On Oct. 12, 1944, he wrote to his father stating, “I have just seen a picture show and will write you a few lines before it gets dark. It’s not very often we get to see a show here. They help a fellow some. I am well and hope that this will find all well at home. I got a letter from Ruth today. Letters from home help more than anything to cheer a man up. I sure am getting tires of all this war. I guess I sound like I am down in the mouth but sometimes I can’t help it. It don’t take long for a man to get tired of this.”
On Christmas day in 1944, he wrote to his mother stating, “This is a fine xmas day and I have just had a fine turkey dinner. Everything was good but not like it would have been at home. I hope all of you are having a good time at home. I am still getting along fine. I got another box from you last night. A box of candy bars. That was just what I wanted. Thanks a lot. I got your very nice xmas card and one from Alma Lee.”
His last letter was dated Feb. 25, 1945, just one day before his 24th birthday, 12 days before his death on March 9, and two months before the war ended when Allies accepted Germany’s surrender on May 8.
To his father he stated, “I didn’t get any mail yesterday or today. I can write more if I get mail from home because it gives me something to write about. I am well and hope that all is well at home. I am sending seventy five dollars home today. Let me know when you get it. I had a chance for a fur-lough to England but Brock got it instead. You know Adie Brock don’t you? He has been with me all the time. I was glad to know that he got it. Both of us couldn’t go. Maybe I will get one soon.”
A Western Union telegram dated March 22 notified the family of his death on March 9, 1945. “The Secretary of War desires me to express his deep regret that your son SGT Templeton, Charles I. was killed in action in Germany 09 March 45 confirming letter follows.”

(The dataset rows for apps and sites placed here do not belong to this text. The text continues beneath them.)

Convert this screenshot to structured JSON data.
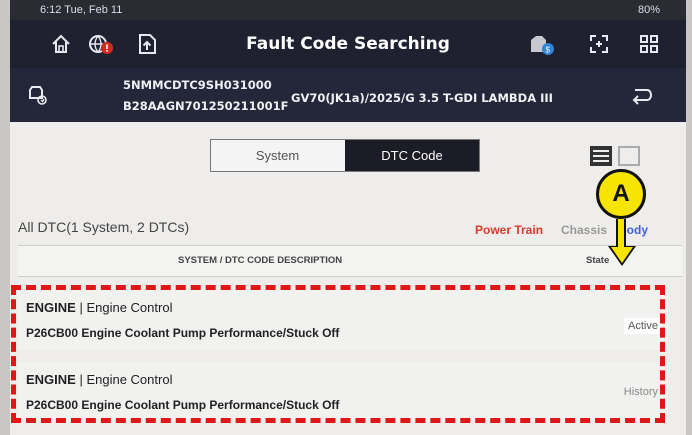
{
  "status_bar": {
    "time": "6:12  Tue, Feb 11",
    "battery": "80%"
  },
  "header": {
    "title": "Fault Code Searching"
  },
  "vehicle": {
    "vin": "5NMMCDTC9SH031000",
    "code": "B28AAGN701250211001F",
    "model": "GV70(JK1a)/2025/G 3.5 T-GDI LAMBDA III"
  },
  "tabs": [
    {
      "label": "System",
      "selected": false
    },
    {
      "label": "DTC Code",
      "selected": true
    }
  ],
  "summary": "All DTC(1 System, 2 DTCs)",
  "categories": [
    {
      "label": "Power Train",
      "color": "#d63a2a"
    },
    {
      "label": "Chassis",
      "color": "#999999"
    },
    {
      "label": "Body",
      "color": "#3f63d8"
    }
  ],
  "table": {
    "headers": [
      "SYSTEM / DTC CODE DESCRIPTION",
      "State"
    ],
    "rows": [
      {
        "system": "ENGINE",
        "subsystem": "Engine Control",
        "code": "P26CB00",
        "description": "Engine Coolant Pump Performance/Stuck Off",
        "state": "Active"
      },
      {
        "system": "ENGINE",
        "subsystem": "Engine Control",
        "code": "P26CB00",
        "description": "Engine Coolant Pump Performance/Stuck Off",
        "state": "History"
      }
    ]
  },
  "callout": {
    "label": "A",
    "color": "#f7e400"
  },
  "highlight_color": "#e01717"
}
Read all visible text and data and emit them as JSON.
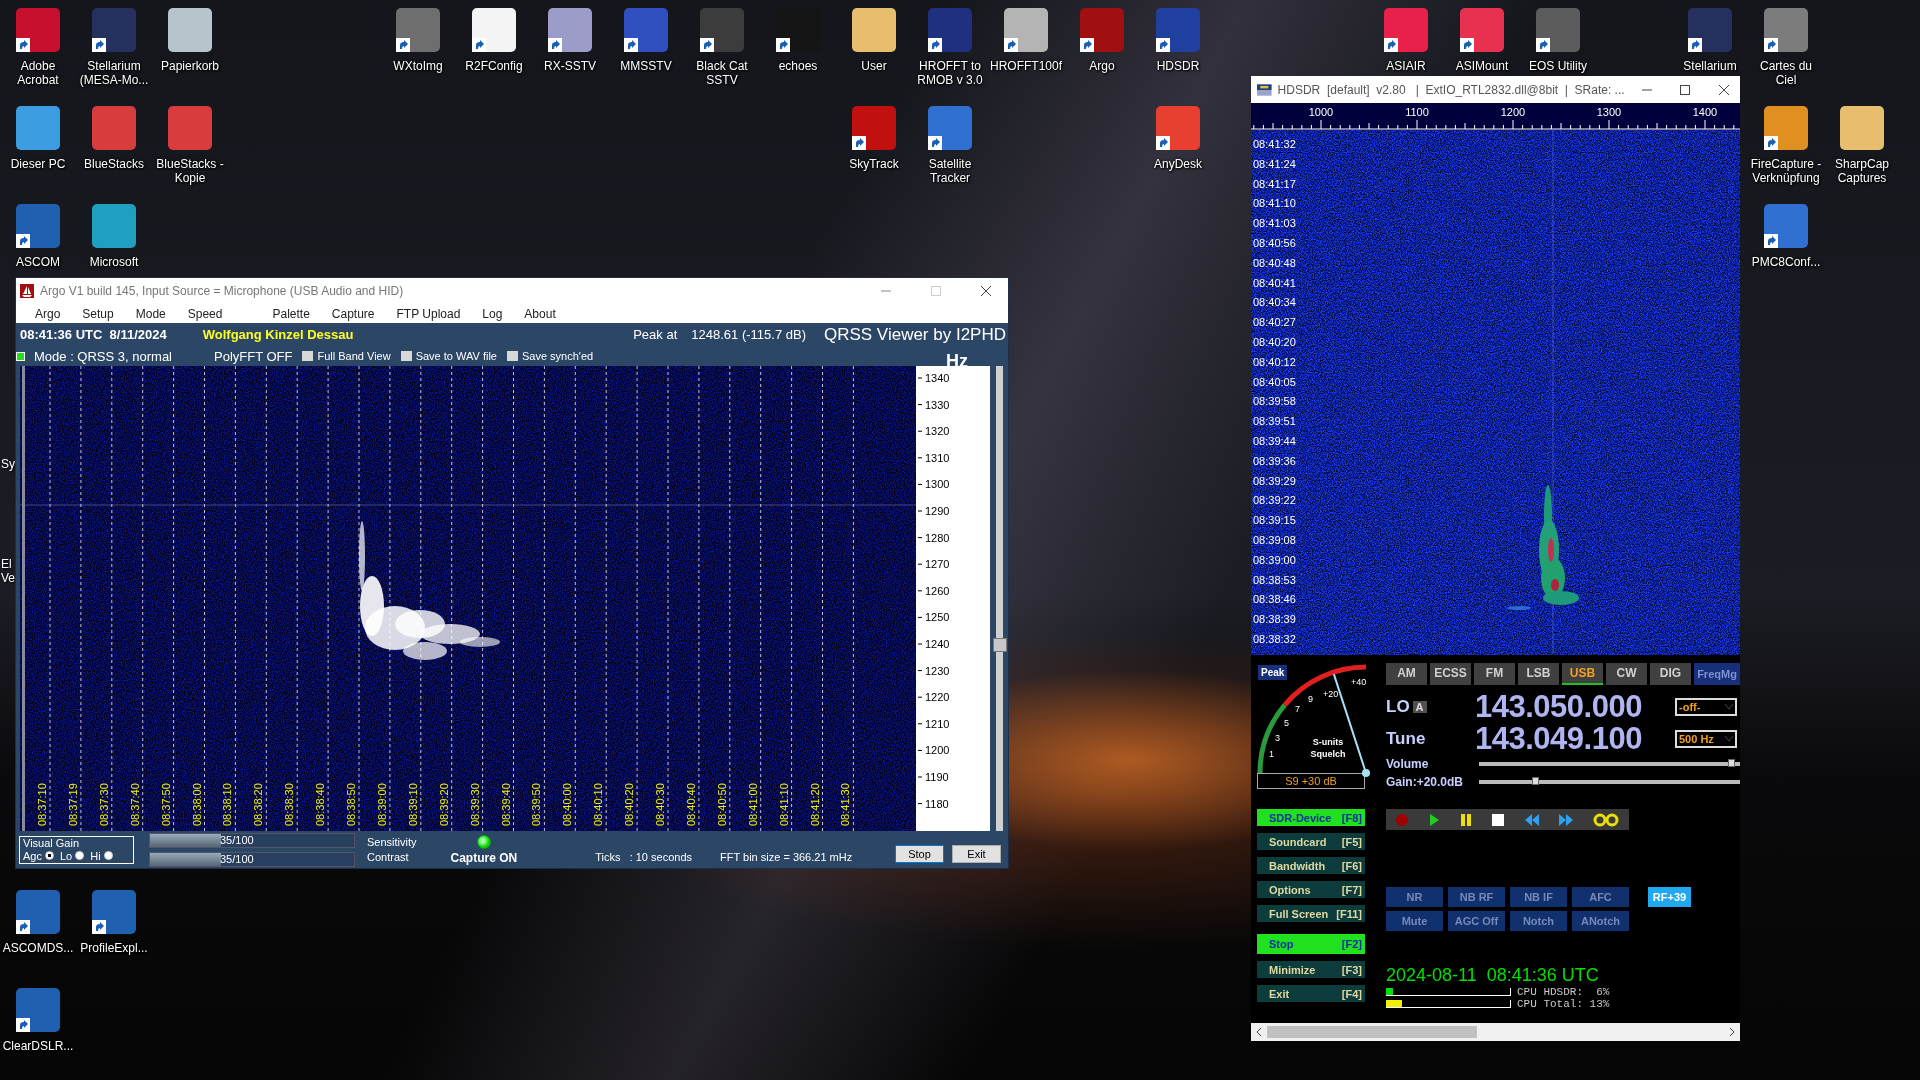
{
  "desktop_icons": [
    {
      "label": "Adobe Acrobat",
      "color": "#c8102e",
      "shortcut": true
    },
    {
      "label": "Stellarium (MESA-Mo...",
      "color": "#26305e",
      "shortcut": true
    },
    {
      "label": "Papierkorb",
      "color": "#b8c4cc",
      "shortcut": false
    },
    {
      "label": "WXtoImg",
      "color": "#6e6e6e",
      "shortcut": true
    },
    {
      "label": "R2FConfig",
      "color": "#f4f4f4",
      "shortcut": true
    },
    {
      "label": "RX-SSTV",
      "color": "#9c9cc8",
      "shortcut": true
    },
    {
      "label": "MMSSTV",
      "color": "#3050c0",
      "shortcut": true
    },
    {
      "label": "Black Cat SSTV",
      "color": "#3c3c3c",
      "shortcut": true
    },
    {
      "label": "echoes",
      "color": "#141414",
      "shortcut": true
    },
    {
      "label": "User",
      "color": "#e6be6e",
      "shortcut": false
    },
    {
      "label": "HROFFT to RMOB v 3.0",
      "color": "#203080",
      "shortcut": true
    },
    {
      "label": "HROFFT100f",
      "color": "#b4b4b4",
      "shortcut": true
    },
    {
      "label": "Argo",
      "color": "#a01010",
      "shortcut": true
    },
    {
      "label": "HDSDR",
      "color": "#2040a0",
      "shortcut": true
    },
    {
      "label": "ASIAIR",
      "color": "#e8204a",
      "shortcut": true
    },
    {
      "label": "ASIMount",
      "color": "#e83050",
      "shortcut": true
    },
    {
      "label": "EOS Utility",
      "color": "#5c5c5c",
      "shortcut": true
    },
    {
      "label": "Stellarium",
      "color": "#26305e",
      "shortcut": true
    },
    {
      "label": "Cartes du Ciel",
      "color": "#7c7c7c",
      "shortcut": true
    },
    {
      "label": "Dieser PC",
      "color": "#3c9ee0",
      "shortcut": false
    },
    {
      "label": "BlueStacks",
      "color": "#d83c3c",
      "shortcut": false
    },
    {
      "label": "BlueStacks - Kopie",
      "color": "#d83c3c",
      "shortcut": false
    },
    {
      "label": "SkyTrack",
      "color": "#c01010",
      "shortcut": true
    },
    {
      "label": "Satellite Tracker",
      "color": "#3070d0",
      "shortcut": true
    },
    {
      "label": "AnyDesk",
      "color": "#e84030",
      "shortcut": true
    },
    {
      "label": "FireCapture - Verknüpfung",
      "color": "#e09020",
      "shortcut": true
    },
    {
      "label": "SharpCap Captures",
      "color": "#e6be6e",
      "shortcut": false
    },
    {
      "label": "ASCOM",
      "color": "#2060b0",
      "shortcut": true
    },
    {
      "label": "Microsoft",
      "color": "#1fa0c0",
      "shortcut": false
    },
    {
      "label": "PMC8Conf...",
      "color": "#3070d0",
      "shortcut": true
    },
    {
      "label": "ASCOMDS...",
      "color": "#2060b0",
      "shortcut": true
    },
    {
      "label": "ProfileExpl...",
      "color": "#2060b0",
      "shortcut": true
    },
    {
      "label": "ClearDSLR...",
      "color": "#2060b0",
      "shortcut": true
    }
  ],
  "desktop_fragments": [
    "Sy",
    "El",
    "Ve"
  ],
  "argo": {
    "title": "Argo V1 build 145, Input Source = Microphone (USB Audio and HID)",
    "menu": [
      "Argo",
      "Setup",
      "Mode",
      "Speed",
      "Palette",
      "Capture",
      "FTP Upload",
      "Log",
      "About"
    ],
    "clock": "08:41:36 UTC  8/11/2024",
    "station": "Wolfgang Kinzel Dessau",
    "peak_label": "Peak at",
    "peak_value": "1248.61 (-115.7 dB)",
    "banner": "QRSS Viewer by I2PHD",
    "status_led_on": true,
    "mode": "Mode : QRSS 3, normal",
    "polyfft": "PolyFFT OFF",
    "options": [
      {
        "label": "Full Band View",
        "checked": false
      },
      {
        "label": "Save to WAV file",
        "checked": false
      },
      {
        "label": "Save synch'ed",
        "checked": false
      }
    ],
    "unit": "Hz",
    "freq_labels": [
      "1340",
      "1330",
      "1320",
      "1310",
      "1300",
      "1290",
      "1280",
      "1270",
      "1260",
      "1250",
      "1240",
      "1230",
      "1220",
      "1210",
      "1200",
      "1190",
      "1180"
    ],
    "time_labels": [
      "08:37:10",
      "08:37:19",
      "08:37:30",
      "08:37:40",
      "08:37:50",
      "08:38:00",
      "08:38:10",
      "08:38:20",
      "08:38:30",
      "08:38:40",
      "08:38:50",
      "08:39:00",
      "08:39:10",
      "08:39:20",
      "08:39:30",
      "08:39:40",
      "08:39:50",
      "08:40:00",
      "08:40:10",
      "08:40:20",
      "08:40:30",
      "08:40:40",
      "08:40:50",
      "08:41:00",
      "08:41:10",
      "08:41:20",
      "08:41:30"
    ],
    "visual_gain": {
      "title": "Visual Gain",
      "options": [
        {
          "label": "Agc",
          "selected": true
        },
        {
          "label": "Lo",
          "selected": false
        },
        {
          "label": "Hi",
          "selected": false
        }
      ]
    },
    "sliders": [
      {
        "value": "35/100",
        "level": 0.35,
        "label": "Sensitivity"
      },
      {
        "value": "35/100",
        "level": 0.35,
        "label": "Contrast"
      }
    ],
    "capture": {
      "on": true,
      "label": "Capture ON"
    },
    "ticks": "Ticks   : 10 seconds",
    "fft_bin": "FFT bin size = 366.21 mHz",
    "buttons": [
      "Stop",
      "Exit"
    ]
  },
  "hdsdr": {
    "title": "HDSDR  [default]  v2.80   |  ExtIO_RTL2832.dll@8bit  |  SRate: ...",
    "ruler_labels": [
      "1000",
      "1100",
      "1200",
      "1300",
      "1400"
    ],
    "time_labels": [
      "08:41:32",
      "08:41:24",
      "08:41:17",
      "08:41:10",
      "08:41:03",
      "08:40:56",
      "08:40:48",
      "08:40:41",
      "08:40:34",
      "08:40:27",
      "08:40:20",
      "08:40:12",
      "08:40:05",
      "08:39:58",
      "08:39:51",
      "08:39:44",
      "08:39:36",
      "08:39:29",
      "08:39:22",
      "08:39:15",
      "08:39:08",
      "08:39:00",
      "08:38:53",
      "08:38:46",
      "08:38:39",
      "08:38:32"
    ],
    "peak": "Peak",
    "meter": {
      "scale": [
        "1",
        "3",
        "5",
        "7",
        "9",
        "+20",
        "+40"
      ],
      "units": "S-units",
      "squelch": "Squelch",
      "level": 0.8,
      "reading": "S9 +30 dB"
    },
    "modes": [
      {
        "label": "AM",
        "selected": false
      },
      {
        "label": "ECSS",
        "selected": false
      },
      {
        "label": "FM",
        "selected": false
      },
      {
        "label": "LSB",
        "selected": false
      },
      {
        "label": "USB",
        "selected": true
      },
      {
        "label": "CW",
        "selected": false
      },
      {
        "label": "DIG",
        "selected": false
      }
    ],
    "freq_manager": "FreqMg",
    "lo": {
      "label": "LO",
      "badge": "A",
      "frequency": "143.050.000",
      "dropdown": "-off-"
    },
    "tune": {
      "label": "Tune",
      "frequency": "143.049.100",
      "dropdown": "500 Hz"
    },
    "volume": {
      "label": "Volume",
      "level": 0.97
    },
    "gain": {
      "label": "Gain:+20.0dB",
      "level": 0.22
    },
    "function_buttons": [
      {
        "label": "SDR-Device",
        "key": "[F8]",
        "active": true
      },
      {
        "label": "Soundcard",
        "key": "[F5]",
        "active": false
      },
      {
        "label": "Bandwidth",
        "key": "[F6]",
        "active": false
      },
      {
        "label": "Options",
        "key": "[F7]",
        "active": false
      },
      {
        "label": "Full Screen",
        "key": "[F11]",
        "active": false
      },
      {
        "label": "Stop",
        "key": "[F2]",
        "active": true
      },
      {
        "label": "Minimize",
        "key": "[F3]",
        "active": false
      },
      {
        "label": "Exit",
        "key": "[F4]",
        "active": false
      }
    ],
    "dsp_buttons": [
      {
        "label": "NR",
        "on": false
      },
      {
        "label": "NB RF",
        "on": false
      },
      {
        "label": "NB IF",
        "on": false
      },
      {
        "label": "AFC",
        "on": false
      },
      {
        "label": "RF+39",
        "on": true
      },
      {
        "label": "Mute",
        "on": false
      },
      {
        "label": "AGC Off",
        "on": false
      },
      {
        "label": "Notch",
        "on": false
      },
      {
        "label": "ANotch",
        "on": false
      }
    ],
    "datetime": "2024-08-11  08:41:36 UTC",
    "cpu": [
      {
        "label": "CPU HDSDR:  6%",
        "level": 0.06,
        "color": "#00e000"
      },
      {
        "label": "CPU Total: 13%",
        "level": 0.13,
        "color": "#f0f000"
      }
    ]
  }
}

On April 20, additional information arrived from Charles H. Washburn, office of the Chaplain, that informed the family on how Templeton died and his funeral.
“Charles was platoon guide for one of the rifle platoons of Company F. On 9 March 1945, Com-pany F was in the drive to knock the enemy from their positions near Ossenberg, Germany. Enemy machine gun and bazooka fire was very heavy. While crossing an open field with the platoon, Charles was struck and instantly killed by fragments from an exploding enemy bazooka shell. He was buried in the United States Military Cemetery at Margraten, Holland. One of our Protestant chaplains gave your son a Christian burial and read appropriate Scriptures and prayers.”
 Family membered had to wait three years before Templeton’s remains were turned over to them. Templeton arrived by military escort on Nov. 5, 1948 in Depot Bottom in McMinnville.
 Pitts says she remembers him arriving by train.
 “I remember it, even though I was pretty young at the time,” said Pitts. “When they brought him back in 48, I remember the train coming into Depot Bottom. Mr. High’s ambulance was there and they took his body off of the train. It had a flag draped over the casket. The flag in the box was the flag draped over his casket. My grandmother kept everything.”
 Templeton was laid to rest in Van Buren County.